This is the first in a two part series about the processing of ordering and getting baby chicks.
Baby chicks are one of the most exciting parts of spring! Depending on your location you may be looking to get chicks any time between now and June. There are a lot of things to consider before ordering, from where you get the birds to which breeds you select.
Where can you get chicks?
Your local feed store probably orders a batch or two of spring chicks. You can order through them and pick them up when the store calls you, or you can just go in in the spring and get surplus chicks. The downside to feed store chicks, which are usually quite healthy, is that you only have the breed options that the store offers.
You can also usually get chicks from a breeder in your area. This is often the best way to get good bloodlines, especially if you are looking to show chickens. You have to do some research and networking, which the internet is great for, and it helps to know what breed you want first, and look for a provider of that particular type.
Hatching eggs are usually available through specialty breeders or hatcheries. To work with hatching eggs you need either an incubator or a conveniently broody hen. Since incubators are fairly expensive and the success rates are not 100%, this is usually an option for the more experienced chicken farmer.
Chicks can be ordered through online or mail order catalogs without too much hassle. Many hatcheries have fairly high minimum order quantities to avoid chicks being cold in transit, which can present a problem. The other risk with hatchery chicks is health – select your hatchery carefully and read the online reviews to make sure they are known for healthy chicks, and make sure you check each chick for “pasty butt” upon arrival (which can be cured by cleaning the area with a damp Q-tip). The best thing about hatcheries is the wide variety of breeds available and the ability to pick your dates fairly specifically.
What breeds should I consider?
Chickens come in a huge variety of shapes, sizes, colors, and purposes. It is important to select breeds that fit your needs so that you can get the most out of your backyard flock.
Egg producers – there are several breeds which are specifically known for prolific egg production. These include Rhode Island Reds, Barred Rocks, and Leghorns. They are known for laying nearly 300 eggs a year and for the most part are docile, larger breeds that you would recognize from barnyards around the world.

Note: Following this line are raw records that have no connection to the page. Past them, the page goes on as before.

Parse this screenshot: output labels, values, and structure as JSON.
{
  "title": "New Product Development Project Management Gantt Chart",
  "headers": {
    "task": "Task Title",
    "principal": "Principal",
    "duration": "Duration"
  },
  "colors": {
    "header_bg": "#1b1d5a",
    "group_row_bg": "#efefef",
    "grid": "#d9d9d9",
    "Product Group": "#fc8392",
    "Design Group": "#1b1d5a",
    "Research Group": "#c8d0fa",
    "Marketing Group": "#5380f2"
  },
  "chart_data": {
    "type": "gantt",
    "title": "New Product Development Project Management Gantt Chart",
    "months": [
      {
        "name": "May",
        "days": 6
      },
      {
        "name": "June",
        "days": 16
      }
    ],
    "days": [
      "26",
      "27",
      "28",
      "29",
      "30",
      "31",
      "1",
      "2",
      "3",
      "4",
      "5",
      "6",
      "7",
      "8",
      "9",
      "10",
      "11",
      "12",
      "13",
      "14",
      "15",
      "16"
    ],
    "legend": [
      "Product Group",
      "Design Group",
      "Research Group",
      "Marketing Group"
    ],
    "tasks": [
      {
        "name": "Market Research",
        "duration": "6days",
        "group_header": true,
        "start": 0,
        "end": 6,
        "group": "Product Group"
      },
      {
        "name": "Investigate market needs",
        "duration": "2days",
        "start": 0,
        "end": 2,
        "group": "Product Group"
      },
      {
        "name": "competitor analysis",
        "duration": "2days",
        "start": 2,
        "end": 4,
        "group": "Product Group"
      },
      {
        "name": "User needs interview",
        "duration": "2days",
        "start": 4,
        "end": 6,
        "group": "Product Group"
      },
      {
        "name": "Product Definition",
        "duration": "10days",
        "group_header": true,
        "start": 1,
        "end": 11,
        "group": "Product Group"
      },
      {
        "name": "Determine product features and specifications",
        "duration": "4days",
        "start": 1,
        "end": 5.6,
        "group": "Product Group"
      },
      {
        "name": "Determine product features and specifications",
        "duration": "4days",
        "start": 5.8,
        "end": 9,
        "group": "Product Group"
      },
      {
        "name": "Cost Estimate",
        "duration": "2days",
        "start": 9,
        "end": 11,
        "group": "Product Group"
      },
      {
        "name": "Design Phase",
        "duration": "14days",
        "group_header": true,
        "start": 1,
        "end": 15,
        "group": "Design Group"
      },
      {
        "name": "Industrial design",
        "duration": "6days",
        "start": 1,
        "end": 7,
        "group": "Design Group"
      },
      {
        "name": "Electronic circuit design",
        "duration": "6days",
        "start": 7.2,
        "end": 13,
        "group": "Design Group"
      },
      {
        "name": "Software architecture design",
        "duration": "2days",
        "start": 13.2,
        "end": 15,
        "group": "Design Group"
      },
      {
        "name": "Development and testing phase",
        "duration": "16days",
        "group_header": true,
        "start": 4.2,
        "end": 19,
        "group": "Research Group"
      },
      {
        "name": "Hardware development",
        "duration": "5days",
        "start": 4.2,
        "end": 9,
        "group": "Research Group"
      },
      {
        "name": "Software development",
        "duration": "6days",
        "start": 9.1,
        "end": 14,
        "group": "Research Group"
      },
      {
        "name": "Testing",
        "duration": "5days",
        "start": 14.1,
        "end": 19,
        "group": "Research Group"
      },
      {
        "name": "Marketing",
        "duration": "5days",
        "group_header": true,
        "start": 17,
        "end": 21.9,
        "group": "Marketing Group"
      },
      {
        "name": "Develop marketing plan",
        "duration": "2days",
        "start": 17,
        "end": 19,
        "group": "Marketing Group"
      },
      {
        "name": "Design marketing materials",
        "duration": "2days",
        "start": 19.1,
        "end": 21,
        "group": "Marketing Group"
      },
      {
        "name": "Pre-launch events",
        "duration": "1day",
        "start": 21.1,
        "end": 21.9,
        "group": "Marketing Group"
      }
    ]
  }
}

Heavy breeds – many chicken breeds are bred specifically for meat and their weight is most important. Some can function as both egg layers and then meat birds later in life, other more specialized breeds will not live longer than 12-14 weeks and are only for meat production. The most well known meat bird breeds are the varieties of Cornish roasters and hens.
Bantams – bantams are a very popular breed on the modern homestead and we have several at our home. They are a great size for a smaller farm and have distinct personalities. They are not hugely prolific egg layers, but they usually lay at least 150 eggs a year. Many bantam breeds are also well known for going broody easily and being excellent mothers. They include cochins, silkies, Old English Game, and Araucanas.
Rare and Heritage breeds – although they can be a bit more expensive, rare and heritage breeds are a great investment. They are some of the most elegant breeds and have great histories associated with them. Owning and breeding them is also a great thing to do for the chicken community, as many are endangered. These breeds include Andalusians, Wyandottes, Turkens, Marans and White Faced Black Spanish.
Whatever your inspiration behind getting chickens or how you choose to do so, go for it! They are fun, useful, versatile, and a great addition to any small farm. Wondering what to do once those little peepers arrive? Stay tuned for the next blog installment!